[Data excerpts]
★ ★ ★ ★ ★

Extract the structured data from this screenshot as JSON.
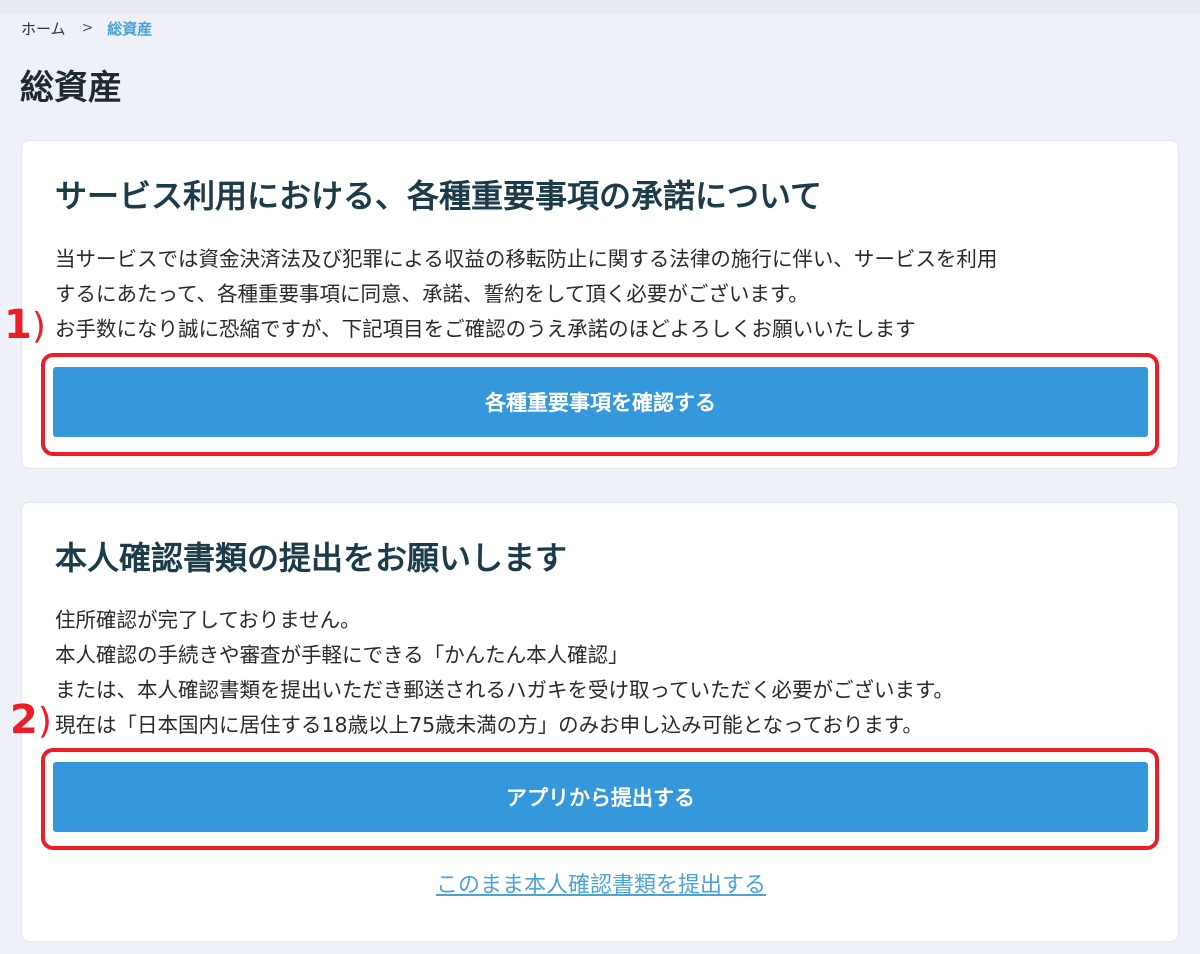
{
  "breadcrumb": {
    "home": "ホーム",
    "separator": ">",
    "current": "総資産"
  },
  "page": {
    "title": "総資産"
  },
  "card_terms": {
    "heading": "サービス利用における、各種重要事項の承諾について",
    "body_lines": [
      "当サービスでは資金決済法及び犯罪による収益の移転防止に関する法律の施行に伴い、サービスを利用",
      "するにあたって、各種重要事項に同意、承諾、誓約をして頂く必要がございます。",
      "お手数になり誠に恐縮ですが、下記項目をご確認のうえ承諾のほどよろしくお願いいたします"
    ],
    "button_label": "各種重要事項を確認する"
  },
  "card_identity": {
    "heading": "本人確認書類の提出をお願いします",
    "body_lines": [
      "住所確認が完了しておりません。",
      "本人確認の手続きや審査が手軽にできる「かんたん本人確認」",
      "または、本人確認書類を提出いただき郵送されるハガキを受け取っていただく必要がございます。",
      "現在は「日本国内に居住する18歳以上75歳未満の方」のみお申し込み可能となっております。"
    ],
    "button_label": "アプリから提出する",
    "link_label": "このまま本人確認書類を提出する"
  },
  "annotations": {
    "first": {
      "number": "1",
      "paren": ")"
    },
    "second": {
      "number": "2",
      "paren": ")"
    }
  },
  "colors": {
    "background": "#eef1f7",
    "accent": "#3498db",
    "link": "#4ba3d8",
    "heading": "#1c3c4a",
    "annotation": "#ee1c24"
  }
}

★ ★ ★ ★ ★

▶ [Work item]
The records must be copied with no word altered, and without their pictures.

▶ [Response]
Extract the structured data from this screenshot as JSON.
{
  "breadcrumb": {
    "home": "ホーム",
    "separator": ">",
    "current": "総資産"
  },
  "page": {
    "title": "総資産"
  },
  "card_terms": {
    "heading": "サービス利用における、各種重要事項の承諾について",
    "body_lines": [
      "当サービスでは資金決済法及び犯罪による収益の移転防止に関する法律の施行に伴い、サービスを利用",
      "するにあたって、各種重要事項に同意、承諾、誓約をして頂く必要がございます。",
      "お手数になり誠に恐縮ですが、下記項目をご確認のうえ承諾のほどよろしくお願いいたします"
    ],
    "button_label": "各種重要事項を確認する"
  },
  "card_identity": {
    "heading": "本人確認書類の提出をお願いします",
    "body_lines": [
      "住所確認が完了しておりません。",
      "本人確認の手続きや審査が手軽にできる「かんたん本人確認」",
      "または、本人確認書類を提出いただき郵送されるハガキを受け取っていただく必要がございます。",
      "現在は「日本国内に居住する18歳以上75歳未満の方」のみお申し込み可能となっております。"
    ],
    "button_label": "アプリから提出する",
    "link_label": "このまま本人確認書類を提出する"
  },
  "annotations": {
    "first": {
      "number": "1",
      "paren": ")"
    },
    "second": {
      "number": "2",
      "paren": ")"
    }
  },
  "colors": {
    "background": "#eef1f7",
    "accent": "#3498db",
    "link": "#4ba3d8",
    "heading": "#1c3c4a",
    "annotation": "#ee1c24"
  }
}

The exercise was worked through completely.